Then there are lesson notes, which will give instructors in-depth explanation to teach the lesson. There are worksheets on certain lessons to work on scales things like that, and there are teacher play-alongs, which show the teachers how to play along and interact with the students. That helps them to learn, whether it’s strumming along while they play a scale or anything like that.
MMR: What can students expect when beginning the program?
JM: There are three levels for guitar. There are three for bass guitar, three for piano and keyboard, and one level for ukulele. It goes from the very beginning, from holding the guitar, all the way to the Cage system, modals – the most advanced. It could go five-to-seven years for students. I like them to know everything – a little bit of fingerpicking, a little bit of everything just to get a taste of it and know what they’re doing.
JP: John is a great instructor and has taught all of our guys to teach and it’s unbelievable to see. He’s trained them all and his thing was, years ago, a great guitar player came up to him and said, “Man, I’m working in haberdashery – I’m selling clothes!” John asked him why he didn’t teach and the guy said, “I don’t know how to.” The light bulb went off.
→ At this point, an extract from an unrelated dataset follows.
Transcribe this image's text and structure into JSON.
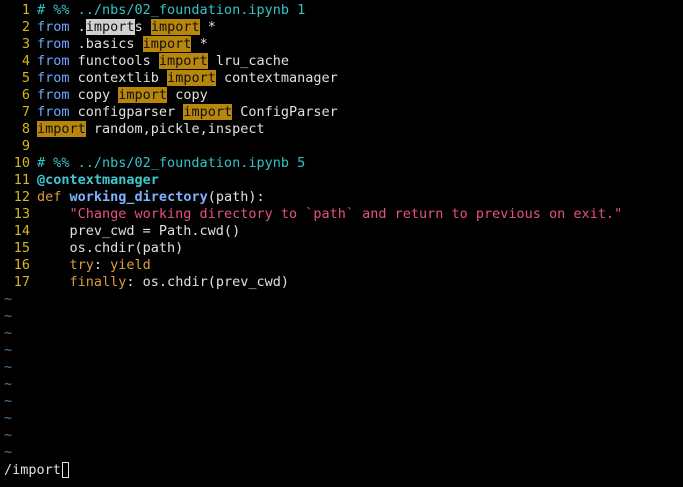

MMR: The whole thing works to build up a community of musicians, then.
JP: If your teachers teach their students successfully, what do they do? They stay and become customers. If they don’t, they leave. We have a whole checks and balances system. John will even do a phone interview with the teacher. The number one thing is that we want to make sure the teacher knows how to teach. They’ll take the quiz and get certified, then the store can say, “We teach the Rock House Method.” The store owner can have confidence. He knows what they’re teaching, he knows how they’re teaching them, he knows they’ve been educated on how to teach them, and he’s got the checks and balances system. It’s a home run for everybody. It’s ambitious and bold, but I think we’ve always been more than just a DVD or book.